The entries should each be set down again precisely.

### Element data from apps and pages
▼

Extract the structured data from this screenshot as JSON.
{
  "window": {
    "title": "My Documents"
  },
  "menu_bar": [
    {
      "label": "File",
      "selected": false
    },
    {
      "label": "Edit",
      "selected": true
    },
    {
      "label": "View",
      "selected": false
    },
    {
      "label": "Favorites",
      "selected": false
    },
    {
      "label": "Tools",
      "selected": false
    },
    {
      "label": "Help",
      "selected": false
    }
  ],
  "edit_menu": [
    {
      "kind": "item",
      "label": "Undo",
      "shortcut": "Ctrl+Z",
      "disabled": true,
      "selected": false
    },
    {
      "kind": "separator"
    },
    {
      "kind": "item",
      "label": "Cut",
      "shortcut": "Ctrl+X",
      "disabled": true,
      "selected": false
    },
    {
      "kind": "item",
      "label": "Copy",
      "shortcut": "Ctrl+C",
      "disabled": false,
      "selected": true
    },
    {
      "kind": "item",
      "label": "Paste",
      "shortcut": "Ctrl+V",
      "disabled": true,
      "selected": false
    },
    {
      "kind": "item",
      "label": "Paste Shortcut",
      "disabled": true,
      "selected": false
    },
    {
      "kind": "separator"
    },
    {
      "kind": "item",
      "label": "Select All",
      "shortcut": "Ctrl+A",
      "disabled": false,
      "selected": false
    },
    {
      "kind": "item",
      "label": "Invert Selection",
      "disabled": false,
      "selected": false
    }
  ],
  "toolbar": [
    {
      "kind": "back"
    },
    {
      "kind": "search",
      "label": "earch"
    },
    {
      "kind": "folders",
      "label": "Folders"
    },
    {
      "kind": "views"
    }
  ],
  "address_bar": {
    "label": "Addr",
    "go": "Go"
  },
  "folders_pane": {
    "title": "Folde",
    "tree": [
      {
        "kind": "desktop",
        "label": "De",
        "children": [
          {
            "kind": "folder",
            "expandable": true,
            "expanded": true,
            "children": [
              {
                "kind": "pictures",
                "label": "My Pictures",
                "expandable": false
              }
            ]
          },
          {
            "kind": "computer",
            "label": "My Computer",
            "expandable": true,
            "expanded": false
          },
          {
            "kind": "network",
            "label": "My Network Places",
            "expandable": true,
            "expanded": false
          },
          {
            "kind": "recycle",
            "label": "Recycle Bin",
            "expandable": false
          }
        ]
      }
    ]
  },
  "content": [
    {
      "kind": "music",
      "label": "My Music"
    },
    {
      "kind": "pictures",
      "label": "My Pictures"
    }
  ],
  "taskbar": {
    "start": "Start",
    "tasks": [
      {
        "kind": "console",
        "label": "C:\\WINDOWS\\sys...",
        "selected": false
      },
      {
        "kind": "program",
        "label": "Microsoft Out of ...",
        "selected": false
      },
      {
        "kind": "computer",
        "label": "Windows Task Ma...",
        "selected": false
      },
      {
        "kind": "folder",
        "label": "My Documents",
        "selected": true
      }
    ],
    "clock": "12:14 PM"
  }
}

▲

### ANSWER AREA
Extract the structured data from this screenshot as JSON.
{
  "window": {
    "title": "My Documents"
  },
  "menu_bar": [
    {
      "label": "File",
      "selected": false
    },
    {
      "label": "Edit",
      "selected": true
    },
    {
      "label": "View",
      "selected": false
    },
    {
      "label": "Favorites",
      "selected": false
    },
    {
      "label": "Tools",
      "selected": false
    },
    {
      "label": "Help",
      "selected": false
    }
  ],
  "edit_menu": [
    {
      "kind": "item",
      "label": "Undo",
      "shortcut": "Ctrl+Z",
      "disabled": true,
      "selected": false
    },
    {
      "kind": "separator"
    },
    {
      "kind": "item",
      "label": "Cut",
      "shortcut": "Ctrl+X",
      "disabled": true,
      "selected": false
    },
    {
      "kind": "item",
      "label": "Copy",
      "shortcut": "Ctrl+C",
      "disabled": false,
      "selected": true
    },
    {
      "kind": "item",
      "label": "Paste",
      "shortcut": "Ctrl+V",
      "disabled": true,
      "selected": false
    },
    {
      "kind": "item",
      "label": "Paste Shortcut",
      "disabled": true,
      "selected": false
    },
    {
      "kind": "separator"
    },
    {
      "kind": "item",
      "label": "Select All",
      "shortcut": "Ctrl+A",
      "disabled": false,
      "selected": false
    },
    {
      "kind": "item",
      "label": "Invert Selection",
      "disabled": false,
      "selected": false
    }
  ],
  "toolbar": [
    {
      "kind": "back"
    },
    {
      "kind": "search",
      "label": "earch"
    },
    {
      "kind": "folders",
      "label": "Folders"
    },
    {
      "kind": "views"
    }
  ],
  "address_bar": {
    "label": "Addr",
    "go": "Go"
  },
  "folders_pane": {
    "title": "Folde",
    "tree": [
      {
        "kind": "desktop",
        "label": "De",
        "children": [
          {
            "kind": "folder",
            "expandable": true,
            "expanded": true,
            "children": [
              {
                "kind": "pictures",
                "label": "My Pictures",
                "expandable": false
              }
            ]
          },
          {
            "kind": "computer",
            "label": "My Computer",
            "expandable": true,
            "expanded": false
          },
          {
            "kind": "network",
            "label": "My Network Places",
            "expandable": true,
            "expanded": false
          },
          {
            "kind": "recycle",
            "label": "Recycle Bin",
            "expandable": false
          }
        ]
      }
    ]
  },
  "content": [
    {
      "kind": "music",
      "label": "My Music"
    },
    {
      "kind": "pictures",
      "label": "My Pictures"
    }
  ],
  "taskbar": {
    "start": "Start",
    "tasks": [
      {
        "kind": "console",
        "label": "C:\\WINDOWS\\sys...",
        "selected": false
      },
      {
        "kind": "program",
        "label": "Microsoft Out of ...",
        "selected": false
      },
      {
        "kind": "computer",
        "label": "Windows Task Ma...",
        "selected": false
      },
      {
        "kind": "folder",
        "label": "My Documents",
        "selected": true
      }
    ],
    "clock": "12:14 PM"
  }
}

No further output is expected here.